* What you will do:
The records that follow must all be duplicated exactly.

*** Opening of Entries shown ***

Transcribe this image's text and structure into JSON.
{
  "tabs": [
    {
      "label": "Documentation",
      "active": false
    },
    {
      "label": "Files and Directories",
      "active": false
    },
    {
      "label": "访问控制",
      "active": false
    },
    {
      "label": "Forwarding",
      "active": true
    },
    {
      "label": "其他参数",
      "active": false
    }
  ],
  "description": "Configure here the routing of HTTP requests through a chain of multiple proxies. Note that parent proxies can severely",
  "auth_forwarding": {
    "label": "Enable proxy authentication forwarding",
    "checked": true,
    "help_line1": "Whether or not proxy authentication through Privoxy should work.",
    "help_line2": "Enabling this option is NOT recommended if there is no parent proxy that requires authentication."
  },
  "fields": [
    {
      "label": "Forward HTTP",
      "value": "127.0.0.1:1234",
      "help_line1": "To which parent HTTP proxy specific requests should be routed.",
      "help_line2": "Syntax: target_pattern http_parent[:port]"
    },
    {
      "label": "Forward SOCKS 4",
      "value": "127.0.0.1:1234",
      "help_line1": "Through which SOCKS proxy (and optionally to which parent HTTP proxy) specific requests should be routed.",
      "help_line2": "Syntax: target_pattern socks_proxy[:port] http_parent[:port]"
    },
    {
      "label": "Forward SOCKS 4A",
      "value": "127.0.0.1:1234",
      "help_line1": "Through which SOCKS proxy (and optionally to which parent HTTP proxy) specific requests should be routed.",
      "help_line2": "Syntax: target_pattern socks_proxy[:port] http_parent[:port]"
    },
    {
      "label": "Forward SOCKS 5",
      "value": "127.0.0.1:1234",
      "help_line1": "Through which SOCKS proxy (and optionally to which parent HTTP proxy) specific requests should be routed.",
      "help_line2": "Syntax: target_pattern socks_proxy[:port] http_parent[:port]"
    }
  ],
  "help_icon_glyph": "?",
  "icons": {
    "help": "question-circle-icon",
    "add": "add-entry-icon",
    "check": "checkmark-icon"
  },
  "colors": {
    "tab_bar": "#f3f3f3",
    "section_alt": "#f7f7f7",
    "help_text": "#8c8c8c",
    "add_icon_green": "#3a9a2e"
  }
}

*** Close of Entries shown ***

* Your response:
Transcribe this image's text and structure into JSON.
{
  "tabs": [
    {
      "label": "Documentation",
      "active": false
    },
    {
      "label": "Files and Directories",
      "active": false
    },
    {
      "label": "访问控制",
      "active": false
    },
    {
      "label": "Forwarding",
      "active": true
    },
    {
      "label": "其他参数",
      "active": false
    }
  ],
  "description": "Configure here the routing of HTTP requests through a chain of multiple proxies. Note that parent proxies can severely",
  "auth_forwarding": {
    "label": "Enable proxy authentication forwarding",
    "checked": true,
    "help_line1": "Whether or not proxy authentication through Privoxy should work.",
    "help_line2": "Enabling this option is NOT recommended if there is no parent proxy that requires authentication."
  },
  "fields": [
    {
      "label": "Forward HTTP",
      "value": "127.0.0.1:1234",
      "help_line1": "To which parent HTTP proxy specific requests should be routed.",
      "help_line2": "Syntax: target_pattern http_parent[:port]"
    },
    {
      "label": "Forward SOCKS 4",
      "value": "127.0.0.1:1234",
      "help_line1": "Through which SOCKS proxy (and optionally to which parent HTTP proxy) specific requests should be routed.",
      "help_line2": "Syntax: target_pattern socks_proxy[:port] http_parent[:port]"
    },
    {
      "label": "Forward SOCKS 4A",
      "value": "127.0.0.1:1234",
      "help_line1": "Through which SOCKS proxy (and optionally to which parent HTTP proxy) specific requests should be routed.",
      "help_line2": "Syntax: target_pattern socks_proxy[:port] http_parent[:port]"
    },
    {
      "label": "Forward SOCKS 5",
      "value": "127.0.0.1:1234",
      "help_line1": "Through which SOCKS proxy (and optionally to which parent HTTP proxy) specific requests should be routed.",
      "help_line2": "Syntax: target_pattern socks_proxy[:port] http_parent[:port]"
    }
  ],
  "help_icon_glyph": "?",
  "icons": {
    "help": "question-circle-icon",
    "add": "add-entry-icon",
    "check": "checkmark-icon"
  },
  "colors": {
    "tab_bar": "#f3f3f3",
    "section_alt": "#f7f7f7",
    "help_text": "#8c8c8c",
    "add_icon_green": "#3a9a2e"
  }
}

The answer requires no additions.